Spardell Trailer Park residents have decried a recent dry spell after half the park was without running water for three days last week.
Multiple residents reached out to The Free Press to vent about the issue which is part of ongoing water-related problems in the park.
“(Last Monday) we woke up to no water, and water was not restored until Wednesday afternoon – almost three whole days of no water,” said one resident who wanted to remain anonymous.
The resident claimed that residents were not given any information as to why there was no water, and no alternative arrangements were made. That claim was backed by multiple other residents.
“The landlord never extended any courtesy to the residents that were affected by the water situation.”
Each tenant said they were left to their own devices in finding safe drinking water, and that it wasn’t the first time it had occured.
Tenants of the park spoke of ongoing issues with the water supply, claiming that the water was often shut off as work was done trying to maintain what they described as an old and inadequate system.
Another tenant who also wished to remain anonymous said that water supply was an “ongoing problem we face year after year.”
When queried about the loss of water supply last week, owner and manager of Spardell Trailer Park, Rick Pater, told The Free Press that it was due to a leak that took three days to locate and then repair.
“There’s 15 acres in that area…and to find the leak it was a major thing, so when we found the leak it was just a matter of a few hours and then we fixed it,” said Pater, who added that residents were not informed of progress because there was so much ground to cover.
Half the park is currently under a boil water notice from Interior Health according to documentation taped to the Spardell signage above the park, with residents telling The Free Press that they have been under the advisory for years.
According to the notice, water in units 65-125 must not be used for drinking, cooking or brushing teeth unless it is boiled for at least one minute beforehand.
The Free Press also saw documentation from Interior Health saying that the entire park was put on a boil water notice in February 2015, with parts of the park remaining under the advisory to this day.
Other portions of the park were removed from the advisory in 2018 following upgrades.
Pater was asked about any plans to upgrade the water lines to ensure a reliable and potable water supply, but he said that changes in government regulations meant that it was “no longer economically feasible” as he was not permitted to pass along costs to tenants.
“The cost is quite substantial.”
Instead, Pater said that efforts were being made to equalize pressure through the lines in the park. “I am just trying to get some permits.
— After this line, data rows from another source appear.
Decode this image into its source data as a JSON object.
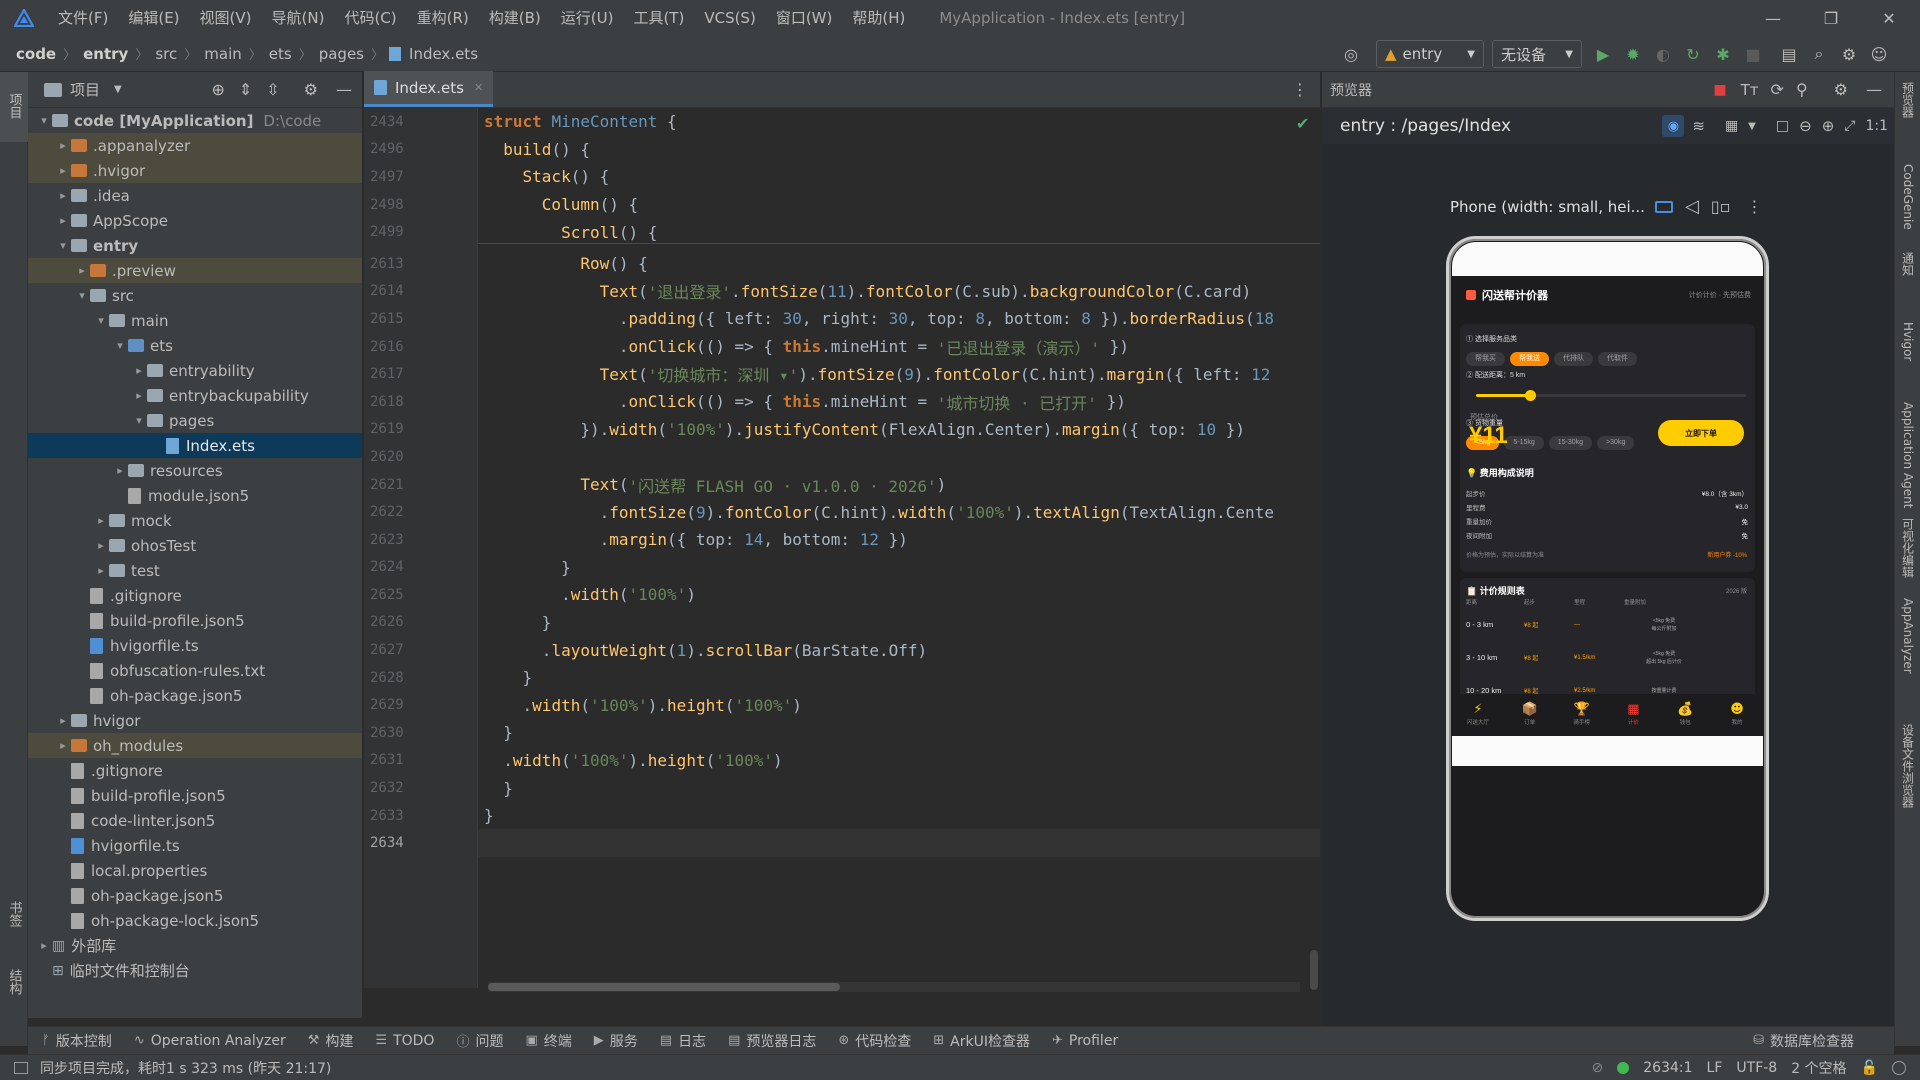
{
  "menu": {
    "items": [
      "文件(F)",
      "编辑(E)",
      "视图(V)",
      "导航(N)",
      "代码(C)",
      "重构(R)",
      "构建(B)",
      "运行(U)",
      "工具(T)",
      "VCS(S)",
      "窗口(W)",
      "帮助(H)"
    ],
    "window_title": "MyApplication - Index.ets [entry]"
  },
  "breadcrumb": [
    "code",
    "entry",
    "src",
    "main",
    "ets",
    "pages",
    "Index.ets"
  ],
  "toolbar": {
    "module": "entry",
    "device": "无设备"
  },
  "left_stripe": {
    "project": "项目",
    "bookmarks": "书签",
    "structure": "结构"
  },
  "project_panel": {
    "title": "项目"
  },
  "tree": [
    {
      "label": "code [MyApplication]",
      "extra": "D:\\code",
      "depth": 0,
      "arrow": "▾",
      "icon": "folder",
      "bold": true
    },
    {
      "label": ".appanalyzer",
      "depth": 1,
      "arrow": "▸",
      "icon": "folder-orange",
      "hl": true
    },
    {
      "label": ".hvigor",
      "depth": 1,
      "arrow": "▸",
      "icon": "folder-orange",
      "hl": true
    },
    {
      "label": ".idea",
      "depth": 1,
      "arrow": "▸",
      "icon": "folder"
    },
    {
      "label": "AppScope",
      "depth": 1,
      "arrow": "▸",
      "icon": "folder"
    },
    {
      "label": "entry",
      "depth": 1,
      "arrow": "▾",
      "icon": "folder",
      "bold": true
    },
    {
      "label": ".preview",
      "depth": 2,
      "arrow": "▸",
      "icon": "folder-orange",
      "hl": true
    },
    {
      "label": "src",
      "depth": 2,
      "arrow": "▾",
      "icon": "folder"
    },
    {
      "label": "main",
      "depth": 3,
      "arrow": "▾",
      "icon": "folder"
    },
    {
      "label": "ets",
      "depth": 4,
      "arrow": "▾",
      "icon": "folder-blue"
    },
    {
      "label": "entryability",
      "depth": 5,
      "arrow": "▸",
      "icon": "folder"
    },
    {
      "label": "entrybackupability",
      "depth": 5,
      "arrow": "▸",
      "icon": "folder"
    },
    {
      "label": "pages",
      "depth": 5,
      "arrow": "▾",
      "icon": "folder"
    },
    {
      "label": "Index.ets",
      "depth": 6,
      "arrow": "",
      "icon": "file-ets",
      "sel": true
    },
    {
      "label": "resources",
      "depth": 4,
      "arrow": "▸",
      "icon": "folder"
    },
    {
      "label": "module.json5",
      "depth": 4,
      "arrow": "",
      "icon": "file"
    },
    {
      "label": "mock",
      "depth": 3,
      "arrow": "▸",
      "icon": "folder"
    },
    {
      "label": "ohosTest",
      "depth": 3,
      "arrow": "▸",
      "icon": "folder"
    },
    {
      "label": "test",
      "depth": 3,
      "arrow": "▸",
      "icon": "folder"
    },
    {
      "label": ".gitignore",
      "depth": 2,
      "arrow": "",
      "icon": "file"
    },
    {
      "label": "build-profile.json5",
      "depth": 2,
      "arrow": "",
      "icon": "file"
    },
    {
      "label": "hvigorfile.ts",
      "depth": 2,
      "arrow": "",
      "icon": "file-ts"
    },
    {
      "label": "obfuscation-rules.txt",
      "depth": 2,
      "arrow": "",
      "icon": "file"
    },
    {
      "label": "oh-package.json5",
      "depth": 2,
      "arrow": "",
      "icon": "file"
    },
    {
      "label": "hvigor",
      "depth": 1,
      "arrow": "▸",
      "icon": "folder"
    },
    {
      "label": "oh_modules",
      "depth": 1,
      "arrow": "▸",
      "icon": "folder-orange",
      "hl": true
    },
    {
      "label": ".gitignore",
      "depth": 1,
      "arrow": "",
      "icon": "file"
    },
    {
      "label": "build-profile.json5",
      "depth": 1,
      "arrow": "",
      "icon": "file"
    },
    {
      "label": "code-linter.json5",
      "depth": 1,
      "arrow": "",
      "icon": "file"
    },
    {
      "label": "hvigorfile.ts",
      "depth": 1,
      "arrow": "",
      "icon": "file-ts"
    },
    {
      "label": "local.properties",
      "depth": 1,
      "arrow": "",
      "icon": "file"
    },
    {
      "label": "oh-package.json5",
      "depth": 1,
      "arrow": "",
      "icon": "file"
    },
    {
      "label": "oh-package-lock.json5",
      "depth": 1,
      "arrow": "",
      "icon": "file"
    },
    {
      "label": "外部库",
      "depth": 0,
      "arrow": "▸",
      "icon": "lib"
    },
    {
      "label": "临时文件和控制台",
      "depth": 0,
      "arrow": "",
      "icon": "console"
    }
  ],
  "editor": {
    "tab": "Index.ets",
    "line_numbers": [
      "2434",
      "2496",
      "2497",
      "2498",
      "2499",
      "2613",
      "2614",
      "2615",
      "2616",
      "2617",
      "2618",
      "2619",
      "2620",
      "2621",
      "2622",
      "2623",
      "2624",
      "2625",
      "2626",
      "2627",
      "2628",
      "2629",
      "2630",
      "2631",
      "2632",
      "2633",
      "2634"
    ],
    "lines": [
      [
        [
          "kw",
          "struct "
        ],
        [
          "cls",
          "MineContent "
        ],
        [
          "pl",
          "{"
        ]
      ],
      [
        [
          "pl",
          "  "
        ],
        [
          "fn",
          "build"
        ],
        [
          "pl",
          "() {"
        ]
      ],
      [
        [
          "pl",
          "    "
        ],
        [
          "fn",
          "Stack"
        ],
        [
          "pl",
          "() {"
        ]
      ],
      [
        [
          "pl",
          "      "
        ],
        [
          "fn",
          "Column"
        ],
        [
          "pl",
          "() {"
        ]
      ],
      [
        [
          "pl",
          "        "
        ],
        [
          "fn",
          "Scroll"
        ],
        [
          "pl",
          "() {"
        ]
      ],
      [
        [
          "pl",
          "          "
        ],
        [
          "fn",
          "Row"
        ],
        [
          "pl",
          "() {"
        ]
      ],
      [
        [
          "pl",
          "            "
        ],
        [
          "fn",
          "Text"
        ],
        [
          "pl",
          "("
        ],
        [
          "st",
          "'退出登录'"
        ],
        [
          "pl",
          "."
        ],
        [
          "fn",
          "fontSize"
        ],
        [
          "pl",
          "("
        ],
        [
          "nu",
          "11"
        ],
        [
          "pl",
          ")."
        ],
        [
          "fn",
          "fontColor"
        ],
        [
          "pl",
          "(C.sub)."
        ],
        [
          "fn",
          "backgroundColor"
        ],
        [
          "pl",
          "(C.card)"
        ]
      ],
      [
        [
          "pl",
          "              ."
        ],
        [
          "fn",
          "padding"
        ],
        [
          "pl",
          "({ left: "
        ],
        [
          "nu",
          "30"
        ],
        [
          "pl",
          ", right: "
        ],
        [
          "nu",
          "30"
        ],
        [
          "pl",
          ", top: "
        ],
        [
          "nu",
          "8"
        ],
        [
          "pl",
          ", bottom: "
        ],
        [
          "nu",
          "8"
        ],
        [
          "pl",
          " })."
        ],
        [
          "fn",
          "borderRadius"
        ],
        [
          "pl",
          "("
        ],
        [
          "nu",
          "18"
        ]
      ],
      [
        [
          "pl",
          "              ."
        ],
        [
          "fn",
          "onClick"
        ],
        [
          "pl",
          "(() => { "
        ],
        [
          "kw",
          "this"
        ],
        [
          "pl",
          ".mineHint = "
        ],
        [
          "st",
          "'已退出登录（演示）'"
        ],
        [
          "pl",
          " })"
        ]
      ],
      [
        [
          "pl",
          "            "
        ],
        [
          "fn",
          "Text"
        ],
        [
          "pl",
          "("
        ],
        [
          "st",
          "'切换城市：深圳 ▾'"
        ],
        [
          "pl",
          ")."
        ],
        [
          "fn",
          "fontSize"
        ],
        [
          "pl",
          "("
        ],
        [
          "nu",
          "9"
        ],
        [
          "pl",
          ")."
        ],
        [
          "fn",
          "fontColor"
        ],
        [
          "pl",
          "(C.hint)."
        ],
        [
          "fn",
          "margin"
        ],
        [
          "pl",
          "({ left: "
        ],
        [
          "nu",
          "12"
        ]
      ],
      [
        [
          "pl",
          "              ."
        ],
        [
          "fn",
          "onClick"
        ],
        [
          "pl",
          "(() => { "
        ],
        [
          "kw",
          "this"
        ],
        [
          "pl",
          ".mineHint = "
        ],
        [
          "st",
          "'城市切换 · 已打开'"
        ],
        [
          "pl",
          " })"
        ]
      ],
      [
        [
          "pl",
          "          })."
        ],
        [
          "fn",
          "width"
        ],
        [
          "pl",
          "("
        ],
        [
          "st",
          "'100%'"
        ],
        [
          "pl",
          ")."
        ],
        [
          "fn",
          "justifyContent"
        ],
        [
          "pl",
          "(FlexAlign.Center)."
        ],
        [
          "fn",
          "margin"
        ],
        [
          "pl",
          "({ top: "
        ],
        [
          "nu",
          "10"
        ],
        [
          "pl",
          " })"
        ]
      ],
      [
        [
          "pl",
          ""
        ]
      ],
      [
        [
          "pl",
          "          "
        ],
        [
          "fn",
          "Text"
        ],
        [
          "pl",
          "("
        ],
        [
          "st",
          "'闪送帮 FLASH GO · v1.0.0 · 2026'"
        ],
        [
          "pl",
          ")"
        ]
      ],
      [
        [
          "pl",
          "            ."
        ],
        [
          "fn",
          "fontSize"
        ],
        [
          "pl",
          "("
        ],
        [
          "nu",
          "9"
        ],
        [
          "pl",
          ")."
        ],
        [
          "fn",
          "fontColor"
        ],
        [
          "pl",
          "(C.hint)."
        ],
        [
          "fn",
          "width"
        ],
        [
          "pl",
          "("
        ],
        [
          "st",
          "'100%'"
        ],
        [
          "pl",
          ")."
        ],
        [
          "fn",
          "textAlign"
        ],
        [
          "pl",
          "(TextAlign.Cente"
        ]
      ],
      [
        [
          "pl",
          "            ."
        ],
        [
          "fn",
          "margin"
        ],
        [
          "pl",
          "({ top: "
        ],
        [
          "nu",
          "14"
        ],
        [
          "pl",
          ", bottom: "
        ],
        [
          "nu",
          "12"
        ],
        [
          "pl",
          " })"
        ]
      ],
      [
        [
          "pl",
          "        }"
        ]
      ],
      [
        [
          "pl",
          "        ."
        ],
        [
          "fn",
          "width"
        ],
        [
          "pl",
          "("
        ],
        [
          "st",
          "'100%'"
        ],
        [
          "pl",
          ")"
        ]
      ],
      [
        [
          "pl",
          "      }"
        ]
      ],
      [
        [
          "pl",
          "      ."
        ],
        [
          "fn",
          "layoutWeight"
        ],
        [
          "pl",
          "("
        ],
        [
          "nu",
          "1"
        ],
        [
          "pl",
          ")."
        ],
        [
          "fn",
          "scrollBar"
        ],
        [
          "pl",
          "(BarState.Off)"
        ]
      ],
      [
        [
          "pl",
          "    }"
        ]
      ],
      [
        [
          "pl",
          "    ."
        ],
        [
          "fn",
          "width"
        ],
        [
          "pl",
          "("
        ],
        [
          "st",
          "'100%'"
        ],
        [
          "pl",
          ")."
        ],
        [
          "fn",
          "height"
        ],
        [
          "pl",
          "("
        ],
        [
          "st",
          "'100%'"
        ],
        [
          "pl",
          ")"
        ]
      ],
      [
        [
          "pl",
          "  }"
        ]
      ],
      [
        [
          "pl",
          "  ."
        ],
        [
          "fn",
          "width"
        ],
        [
          "pl",
          "("
        ],
        [
          "st",
          "'100%'"
        ],
        [
          "pl",
          ")."
        ],
        [
          "fn",
          "height"
        ],
        [
          "pl",
          "("
        ],
        [
          "st",
          "'100%'"
        ],
        [
          "pl",
          ")"
        ]
      ],
      [
        [
          "pl",
          "  }"
        ]
      ],
      [
        [
          "pl",
          "}"
        ]
      ],
      [
        [
          "pl",
          ""
        ]
      ]
    ]
  },
  "previewer": {
    "title": "预览器",
    "route": "entry : /pages/Index",
    "device_label": "Phone (width: small, hei..."
  },
  "app": {
    "title": "闪送帮计价器",
    "header_right": "计价计价 · 先预估费",
    "service_label": "① 选择服务品类",
    "services": [
      "帮我买",
      "帮我送",
      "代排队",
      "代取件"
    ],
    "service_selected": 1,
    "distance_label": "② 配送距离：5 km",
    "distance_fraction": 0.2,
    "weight_label": "③ 货物重量",
    "weights": [
      "<5kg",
      "5-15kg",
      "15-30kg",
      ">30kg"
    ],
    "weight_selected": 0,
    "estimate_label": "预估总价",
    "price": "¥11",
    "order_button": "立即下单",
    "fee_title": "费用构成说明",
    "fees": [
      {
        "k": "起步价",
        "v": "¥8.0（含 3km）"
      },
      {
        "k": "里程费",
        "v": "¥3.0"
      },
      {
        "k": "重量加价",
        "v": "免"
      },
      {
        "k": "夜间附加",
        "v": "免"
      }
    ],
    "fee_note_left": "价格为预估，实际以结算为准",
    "fee_note_right": "新用户券 -10%",
    "rules_title": "计价规则表",
    "rules_right": "2026 版",
    "rules_headers": [
      "距离",
      "起步",
      "里程",
      "重量附加"
    ],
    "rules": [
      {
        "d": "0 - 3 km",
        "a": "¥8 起",
        "b": "—",
        "c": "<5kg 免费\n每公斤附加"
      },
      {
        "d": "3 - 10 km",
        "a": "¥8 起",
        "b": "¥1.5/km",
        "c": "<5kg 免费\n超出 5kg 后计价"
      },
      {
        "d": "10 - 20 km",
        "a": "¥8 起",
        "b": "¥2.5/km",
        "c": "按重量计费"
      }
    ],
    "tabs": [
      "闪送大厅",
      "订单",
      "骑手榜",
      "计价",
      "钱包",
      "我的"
    ],
    "tab_icons": [
      "⚡",
      "📦",
      "🏆",
      "▦",
      "💰",
      "☻"
    ],
    "tab_selected": 3
  },
  "right_stripe": [
    "预览器",
    "CodeGenie",
    "通知",
    "Hvigor",
    "Application Agent",
    "可视化编辑",
    "AppAnalyzer",
    "设备文件浏览器"
  ],
  "bottom_tools": [
    "版本控制",
    "Operation Analyzer",
    "构建",
    "TODO",
    "问题",
    "终端",
    "服务",
    "日志",
    "预览器日志",
    "代码检查",
    "ArkUI检查器",
    "Profiler"
  ],
  "bottom_tool_icons": [
    "ᚠ",
    "∿",
    "⚒",
    "☰",
    "ⓘ",
    "▣",
    "▶",
    "▤",
    "▤",
    "⊛",
    "⊞",
    "✈"
  ],
  "db_inspector": "数据库检查器",
  "status": {
    "message": "同步项目完成，耗时1 s 323 ms (昨天 21:17)",
    "position": "2634:1",
    "line_sep": "LF",
    "encoding": "UTF-8",
    "indent": "2 个空格"
  }
}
We are working on the lines, but we’re not going to replace the lines because of the changes in the current government.”
When asked about the boil water advisory as issued by Interior Health, Pater said that the water was indeed potable.
“It is potable water from the point of view that it is town water,” he said.
“Its just because of the makeup of the lines. The lines have been there for 60 years. Its never been an issue as far as health concerns, however yes we are addressing that. I am waiting for permits from Interior Health for that.”
Mayor David Wilkes of the District of Sparwood acknowledged that issues with water in the trailer park were longstanding and that there were multiple directives from the BC Government on the issue, but said that as the park was privately held, “the District of Sparwood has no jurisdiction on any repairs within the trailer park.”
Wilkes said that while town water lines had been extended to the park, Pater was required to do upgrades to existing lines within the park.
“Some of the problems within the trailer park still exist, and as a result various ministries for the Province of BC have been working with the landlord to get compliance.”
Community Paramedic, Kristie Williams backed the tenants claims, telling The Free Press that she had noticed issues with the water supply.
“I advocate strongly that clean drinking water is essential for staying healthy, particularly with heightened infection controls during COVID,” she said.
Williams said that it was her goal as a Community Paramedic to help her patients live independently and safely. “I’d like to see everyone in the Sparwood community have the benefit of safe, potable water.”
The multiple tenants who approached The Free Press expressed frustration with Mr Pater, accusing him of not caring about access to water in the park.
“(He) doesn’t really seem to care … he has said to me in the past ‘what would you like me to do?”
According to documents from Interior Health, Pater is required to upgrade the water lines in the park before September 2020.